  41. ^ Cratere with the blinding of Polyphemus and a naval battle Archived 2013-11-12 at the Wayback Machine, Castellani Halls, Capitoline Museum, accessed 2013-11-11. Two pentagrams are visible near the center of the image,
  42. ^ Coxeter, H.S.M.; Regular Polytopes, 3rd Edn, Dover (pbk), 1973, p. 114
  43. ^ Shephard, G.C.; "Regular complex polytopes", Proc. London Math. Soc. Series 3 Volume 2, 1952, pp 82–97
  44. ^ "opengl vertex specification".
  45. ^ "direct3d rendering, based on vertices & triangles".
  46. ^ Schirra, Stefan (2008). "How Reliable Are Practical Point-in-Polygon Strategies?". In Halperin, Dan; Mehlhorn, Kurt (eds.). Algorithms - ESA 2008: 16th Annual European Symposium, Karlsruhe, Germany, September 15-17, 2008, Proceedings. Lecture Notes in Computer Science. Vol. 5193. Springer. pp. 744–755. doi:10.1007/978-3-540-87744-8_62.

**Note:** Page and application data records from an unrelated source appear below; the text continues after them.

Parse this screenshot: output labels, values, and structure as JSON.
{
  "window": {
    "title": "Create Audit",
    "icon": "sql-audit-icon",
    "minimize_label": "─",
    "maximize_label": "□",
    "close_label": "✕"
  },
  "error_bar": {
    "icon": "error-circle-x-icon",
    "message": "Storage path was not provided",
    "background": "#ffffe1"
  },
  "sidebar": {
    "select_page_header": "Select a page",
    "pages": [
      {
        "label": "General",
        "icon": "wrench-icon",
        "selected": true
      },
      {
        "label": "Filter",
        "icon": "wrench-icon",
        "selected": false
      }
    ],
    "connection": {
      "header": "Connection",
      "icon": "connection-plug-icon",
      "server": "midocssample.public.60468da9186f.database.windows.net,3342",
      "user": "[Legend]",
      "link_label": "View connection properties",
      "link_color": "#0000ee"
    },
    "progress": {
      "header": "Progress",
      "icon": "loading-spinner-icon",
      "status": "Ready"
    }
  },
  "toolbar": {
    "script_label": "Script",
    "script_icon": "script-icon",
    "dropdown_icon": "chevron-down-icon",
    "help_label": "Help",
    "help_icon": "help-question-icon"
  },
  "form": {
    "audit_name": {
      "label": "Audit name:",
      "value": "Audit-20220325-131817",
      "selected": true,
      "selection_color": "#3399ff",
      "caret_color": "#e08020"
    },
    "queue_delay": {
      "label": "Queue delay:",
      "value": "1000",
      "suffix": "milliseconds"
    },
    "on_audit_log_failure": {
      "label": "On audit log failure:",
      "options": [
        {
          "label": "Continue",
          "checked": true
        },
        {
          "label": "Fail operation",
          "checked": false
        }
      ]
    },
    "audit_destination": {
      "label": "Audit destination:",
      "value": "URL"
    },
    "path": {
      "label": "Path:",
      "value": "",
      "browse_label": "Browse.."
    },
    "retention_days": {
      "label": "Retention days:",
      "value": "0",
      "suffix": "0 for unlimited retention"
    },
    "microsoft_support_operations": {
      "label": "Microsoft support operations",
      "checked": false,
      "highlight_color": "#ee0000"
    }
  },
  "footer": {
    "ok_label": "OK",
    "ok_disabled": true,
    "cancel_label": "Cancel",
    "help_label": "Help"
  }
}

Family An Bn I2(p) / Dn E6 / E7 / E8 / F4 / G2 Hn
Regular polygon Triangle Square p-gon Hexagon Pentagon
Uniform polyhedron Tetrahedron OctahedronCube Demicube DodecahedronIcosahedron
Uniform polychoron Pentachoron 16-cellTesseract Demitesseract 24-cell 120-cell600-cell

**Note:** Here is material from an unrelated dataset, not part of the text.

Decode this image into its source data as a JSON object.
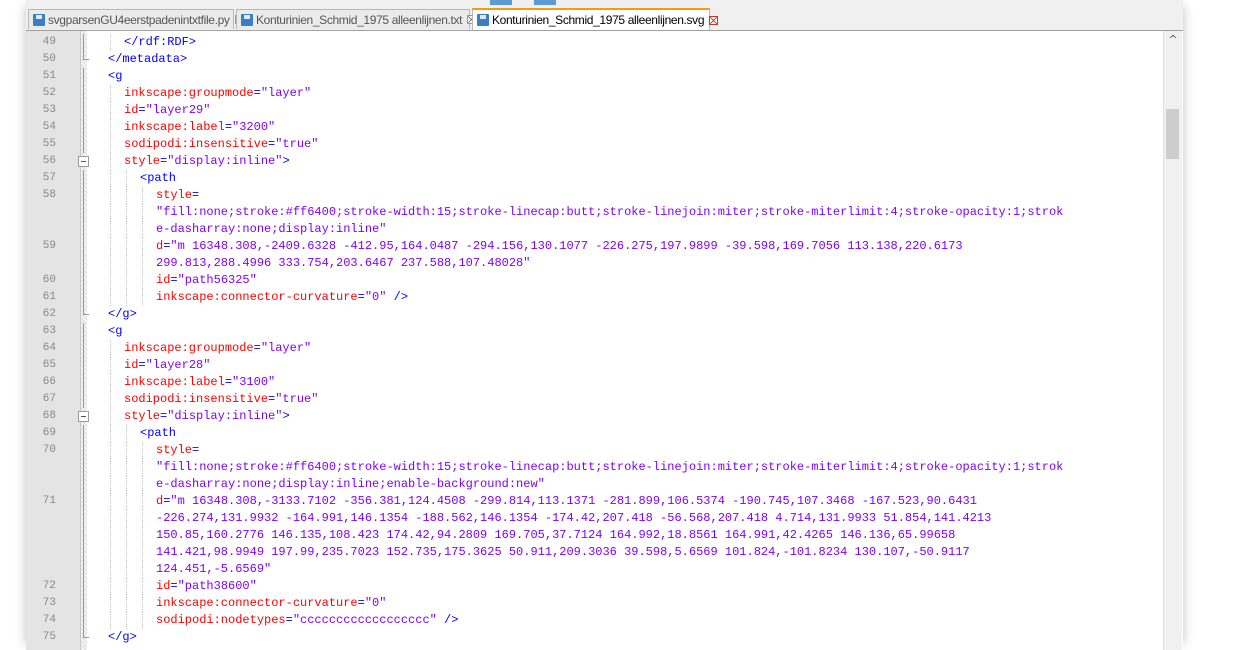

Uniform 5-polytope 5-simplex 5-orthoplex5-cube 5-demicube
Uniform 6-polytope 6-simplex 6-orthoplex6-cube 6-demicube 122221
Uniform 7-polytope 7-simplex 7-orthoplex7-cube 7-demicube 132231321
Uniform 8-polytope 8-simplex 8-orthoplex8-cube 8-demicube 142241421
Uniform 9-polytope 9-simplex 9-orthoplex9-cube 9-demicube
Uniform 10-polytope 10-simplex 10-orthoplex10-cube 10-demicube
Uniform n-polytope n-simplex n-orthoplexn-cube n-demicube 1k22k1k21 n-pentagonal polytope
Topics: Polytope familiesRegular polytopeList of regular polytopes and compounds